Directional Dependence of Cyclic Stretch-induced Cell Migration in Wound Healing Process of Monolayer Cells

Kazuaki Nagayama, Yuya Suzuki, Daisuke Fujiwara
Vol. 8 (2019) p.163-169

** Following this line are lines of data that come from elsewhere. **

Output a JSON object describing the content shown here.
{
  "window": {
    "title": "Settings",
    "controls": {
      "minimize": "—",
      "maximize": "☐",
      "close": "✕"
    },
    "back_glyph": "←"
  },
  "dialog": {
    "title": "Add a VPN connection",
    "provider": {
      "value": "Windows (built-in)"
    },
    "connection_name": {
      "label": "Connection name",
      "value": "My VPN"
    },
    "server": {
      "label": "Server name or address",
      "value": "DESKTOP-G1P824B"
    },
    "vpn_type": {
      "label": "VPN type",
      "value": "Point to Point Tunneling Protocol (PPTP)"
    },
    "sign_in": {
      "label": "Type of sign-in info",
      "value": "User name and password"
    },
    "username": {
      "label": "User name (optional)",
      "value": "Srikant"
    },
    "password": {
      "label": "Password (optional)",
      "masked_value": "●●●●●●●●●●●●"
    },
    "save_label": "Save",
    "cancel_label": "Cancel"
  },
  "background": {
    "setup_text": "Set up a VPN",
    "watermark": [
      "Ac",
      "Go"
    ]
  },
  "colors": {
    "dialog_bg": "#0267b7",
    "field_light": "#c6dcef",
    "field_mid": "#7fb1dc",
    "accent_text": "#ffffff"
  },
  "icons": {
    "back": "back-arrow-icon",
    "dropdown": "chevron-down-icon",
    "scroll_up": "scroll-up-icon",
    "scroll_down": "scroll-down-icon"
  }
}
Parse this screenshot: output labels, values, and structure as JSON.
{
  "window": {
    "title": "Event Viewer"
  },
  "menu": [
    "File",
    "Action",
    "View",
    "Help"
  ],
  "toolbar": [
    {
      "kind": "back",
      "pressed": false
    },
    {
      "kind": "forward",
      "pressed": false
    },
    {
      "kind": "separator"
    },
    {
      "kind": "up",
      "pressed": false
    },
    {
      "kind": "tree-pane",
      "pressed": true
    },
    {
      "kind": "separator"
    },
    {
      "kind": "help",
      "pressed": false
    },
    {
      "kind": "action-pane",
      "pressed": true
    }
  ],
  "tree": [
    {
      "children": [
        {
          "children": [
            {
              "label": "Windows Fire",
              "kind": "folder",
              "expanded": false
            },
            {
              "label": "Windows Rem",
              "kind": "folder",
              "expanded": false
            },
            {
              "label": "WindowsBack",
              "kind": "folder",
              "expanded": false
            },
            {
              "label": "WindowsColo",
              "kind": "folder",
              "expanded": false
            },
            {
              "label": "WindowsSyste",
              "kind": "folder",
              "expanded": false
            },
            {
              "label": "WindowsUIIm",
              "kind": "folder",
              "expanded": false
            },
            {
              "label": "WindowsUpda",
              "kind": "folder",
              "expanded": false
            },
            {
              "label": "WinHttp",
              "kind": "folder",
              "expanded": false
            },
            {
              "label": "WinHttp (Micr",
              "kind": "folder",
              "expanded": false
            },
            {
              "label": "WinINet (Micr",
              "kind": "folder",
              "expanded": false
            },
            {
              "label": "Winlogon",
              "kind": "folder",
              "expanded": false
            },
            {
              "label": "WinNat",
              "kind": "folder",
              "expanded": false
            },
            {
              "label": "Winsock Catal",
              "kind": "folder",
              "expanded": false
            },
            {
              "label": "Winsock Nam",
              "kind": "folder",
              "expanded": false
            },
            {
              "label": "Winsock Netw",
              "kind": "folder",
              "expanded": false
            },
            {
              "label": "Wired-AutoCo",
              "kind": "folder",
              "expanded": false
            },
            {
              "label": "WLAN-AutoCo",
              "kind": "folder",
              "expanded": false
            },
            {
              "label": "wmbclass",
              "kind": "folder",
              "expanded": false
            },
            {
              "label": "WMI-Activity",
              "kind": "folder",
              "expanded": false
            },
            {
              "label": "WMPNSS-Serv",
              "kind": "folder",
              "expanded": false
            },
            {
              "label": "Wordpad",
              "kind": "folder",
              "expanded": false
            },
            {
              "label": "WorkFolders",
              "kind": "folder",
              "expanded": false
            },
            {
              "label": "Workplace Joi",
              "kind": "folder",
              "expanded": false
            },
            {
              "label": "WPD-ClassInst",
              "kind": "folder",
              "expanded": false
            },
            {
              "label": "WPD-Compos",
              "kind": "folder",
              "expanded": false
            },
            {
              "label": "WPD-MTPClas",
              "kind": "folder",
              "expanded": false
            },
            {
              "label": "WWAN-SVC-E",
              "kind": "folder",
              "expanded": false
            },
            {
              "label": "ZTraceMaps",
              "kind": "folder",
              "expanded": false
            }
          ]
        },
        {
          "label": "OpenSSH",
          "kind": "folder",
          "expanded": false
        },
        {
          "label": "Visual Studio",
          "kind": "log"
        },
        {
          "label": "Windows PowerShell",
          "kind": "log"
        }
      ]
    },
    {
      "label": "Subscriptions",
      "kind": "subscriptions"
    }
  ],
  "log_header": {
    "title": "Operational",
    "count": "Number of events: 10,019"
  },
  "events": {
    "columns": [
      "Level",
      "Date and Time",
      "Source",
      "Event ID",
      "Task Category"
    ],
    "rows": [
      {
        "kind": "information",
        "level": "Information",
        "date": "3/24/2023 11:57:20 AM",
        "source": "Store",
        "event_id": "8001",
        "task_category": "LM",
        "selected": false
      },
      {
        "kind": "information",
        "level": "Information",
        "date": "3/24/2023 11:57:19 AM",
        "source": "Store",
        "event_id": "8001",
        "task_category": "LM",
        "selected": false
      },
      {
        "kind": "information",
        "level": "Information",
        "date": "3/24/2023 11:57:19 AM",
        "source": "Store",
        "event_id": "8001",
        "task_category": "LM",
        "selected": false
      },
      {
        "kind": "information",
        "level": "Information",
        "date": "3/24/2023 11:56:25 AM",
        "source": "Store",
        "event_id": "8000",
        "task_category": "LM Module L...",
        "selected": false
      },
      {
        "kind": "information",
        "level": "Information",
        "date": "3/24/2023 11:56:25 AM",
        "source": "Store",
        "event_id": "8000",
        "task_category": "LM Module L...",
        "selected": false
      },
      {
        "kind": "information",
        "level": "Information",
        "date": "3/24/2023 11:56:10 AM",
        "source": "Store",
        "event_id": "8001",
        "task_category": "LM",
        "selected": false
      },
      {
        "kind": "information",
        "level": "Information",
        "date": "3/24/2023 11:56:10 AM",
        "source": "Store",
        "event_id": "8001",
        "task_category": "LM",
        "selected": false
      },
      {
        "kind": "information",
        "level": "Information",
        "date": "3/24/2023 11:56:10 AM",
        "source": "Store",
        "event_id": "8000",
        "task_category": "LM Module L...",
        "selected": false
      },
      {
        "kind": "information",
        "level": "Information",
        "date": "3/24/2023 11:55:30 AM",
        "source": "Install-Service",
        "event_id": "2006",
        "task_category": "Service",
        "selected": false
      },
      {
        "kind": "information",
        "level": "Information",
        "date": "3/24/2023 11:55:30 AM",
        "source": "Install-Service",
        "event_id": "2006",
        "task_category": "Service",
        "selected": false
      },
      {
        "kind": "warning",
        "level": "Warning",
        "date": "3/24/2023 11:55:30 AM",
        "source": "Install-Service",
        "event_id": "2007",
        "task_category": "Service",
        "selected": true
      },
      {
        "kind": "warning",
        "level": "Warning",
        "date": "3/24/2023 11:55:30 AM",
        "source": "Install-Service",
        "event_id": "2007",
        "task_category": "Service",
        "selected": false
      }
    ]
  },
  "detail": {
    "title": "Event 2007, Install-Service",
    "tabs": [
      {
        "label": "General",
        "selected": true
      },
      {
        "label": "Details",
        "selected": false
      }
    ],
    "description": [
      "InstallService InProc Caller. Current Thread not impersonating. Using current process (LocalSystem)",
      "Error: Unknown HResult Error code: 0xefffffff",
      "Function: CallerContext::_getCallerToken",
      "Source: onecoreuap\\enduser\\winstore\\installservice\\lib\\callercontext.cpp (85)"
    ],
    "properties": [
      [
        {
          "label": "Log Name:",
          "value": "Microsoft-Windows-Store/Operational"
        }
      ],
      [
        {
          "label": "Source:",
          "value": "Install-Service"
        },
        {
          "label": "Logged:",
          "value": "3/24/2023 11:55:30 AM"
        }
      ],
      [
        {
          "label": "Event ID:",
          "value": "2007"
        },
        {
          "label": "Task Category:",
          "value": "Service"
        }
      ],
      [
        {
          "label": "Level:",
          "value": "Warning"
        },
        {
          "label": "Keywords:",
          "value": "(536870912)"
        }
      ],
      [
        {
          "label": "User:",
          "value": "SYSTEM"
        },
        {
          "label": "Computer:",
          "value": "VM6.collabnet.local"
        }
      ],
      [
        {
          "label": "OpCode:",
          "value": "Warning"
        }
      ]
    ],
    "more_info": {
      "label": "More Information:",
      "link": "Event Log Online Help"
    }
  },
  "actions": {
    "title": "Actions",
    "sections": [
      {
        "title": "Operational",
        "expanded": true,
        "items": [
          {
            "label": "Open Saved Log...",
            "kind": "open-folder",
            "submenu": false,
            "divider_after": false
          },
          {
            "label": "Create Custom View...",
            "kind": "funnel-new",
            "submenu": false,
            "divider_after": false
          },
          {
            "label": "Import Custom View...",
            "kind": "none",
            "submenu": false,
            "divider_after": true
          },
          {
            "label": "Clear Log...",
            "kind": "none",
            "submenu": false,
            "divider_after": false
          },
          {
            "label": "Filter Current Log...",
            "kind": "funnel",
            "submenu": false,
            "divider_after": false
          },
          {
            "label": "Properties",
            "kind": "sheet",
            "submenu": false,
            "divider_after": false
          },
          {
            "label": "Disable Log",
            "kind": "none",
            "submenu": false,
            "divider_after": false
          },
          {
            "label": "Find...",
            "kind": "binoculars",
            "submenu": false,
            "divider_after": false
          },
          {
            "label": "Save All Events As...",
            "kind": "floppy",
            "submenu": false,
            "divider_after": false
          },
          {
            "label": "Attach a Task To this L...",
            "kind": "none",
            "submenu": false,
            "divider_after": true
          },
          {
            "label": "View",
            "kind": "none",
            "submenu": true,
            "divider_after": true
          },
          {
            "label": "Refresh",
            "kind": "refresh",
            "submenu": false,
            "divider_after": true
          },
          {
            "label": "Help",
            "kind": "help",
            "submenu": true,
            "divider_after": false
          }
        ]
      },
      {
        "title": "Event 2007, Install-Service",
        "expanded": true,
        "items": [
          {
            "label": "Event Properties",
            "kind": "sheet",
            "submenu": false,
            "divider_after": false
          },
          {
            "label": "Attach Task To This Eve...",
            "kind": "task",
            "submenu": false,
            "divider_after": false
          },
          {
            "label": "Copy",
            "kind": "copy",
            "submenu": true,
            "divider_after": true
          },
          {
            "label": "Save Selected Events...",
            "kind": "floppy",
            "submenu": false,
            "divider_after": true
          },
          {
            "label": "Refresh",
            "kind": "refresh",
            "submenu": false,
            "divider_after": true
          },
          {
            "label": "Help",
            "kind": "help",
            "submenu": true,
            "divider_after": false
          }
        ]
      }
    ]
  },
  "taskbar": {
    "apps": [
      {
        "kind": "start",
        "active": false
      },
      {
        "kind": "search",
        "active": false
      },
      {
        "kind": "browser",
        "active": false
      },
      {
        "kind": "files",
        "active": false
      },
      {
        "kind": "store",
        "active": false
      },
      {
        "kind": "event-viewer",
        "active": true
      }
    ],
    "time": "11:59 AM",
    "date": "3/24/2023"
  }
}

Cells sense the mechanical properties of their surrounding environment and activate intracellular signaling pathways that play important roles in cell survival, proliferation, differentiation, and migration. Migration of cells into an injury site is crucial for repair after injury and requires cytoskeletal reorganization and remodeling of focal adhesions that connect the cytoskeleton to the extracellular matrix. Thus, it is possible that a directional cyclic stretch stimulation of cells may facilitate the wound healing process and establish ordered tissue formation. Here, we investigated the effects of directional cyclic uniaxial stretch on wound repair processes of monolayer epithelial-like cells that was scratch wounded. We controlled the direction of scratched wound in cell tissue to be i) perpendicular to the stretch direction (perpendicular stretch), ii) parallel to the direction of the zero normal strain in the substrate θ0 (~60º) (oblique stretch), and iii) parallel to stretch direction (parallel stretch). We found that cyclic stretching perpendicular to the scratched wound direction did not improve cell migration, whereas oblique stretching, by which cells were induced to align in the zero normal strain direction θ0, significantly facilitated cell migration for wound closure even though the migration direction was varied. We further found that cell migration for wound closure was improved most efficiently by cyclic stretching parallel to the wound direction, which facilitated polymerization of actin cytoskeleton aligning in the migration direction and vinculin–actin interactions. These results indicate that cell migration for wound healing is significantly influenced not only by the normal strain applied to cells but also by shear strain under cyclic strain fields, and cells for wound healing preferentially migrate to the direction in which both the normal and shear strains applied to them become smaller.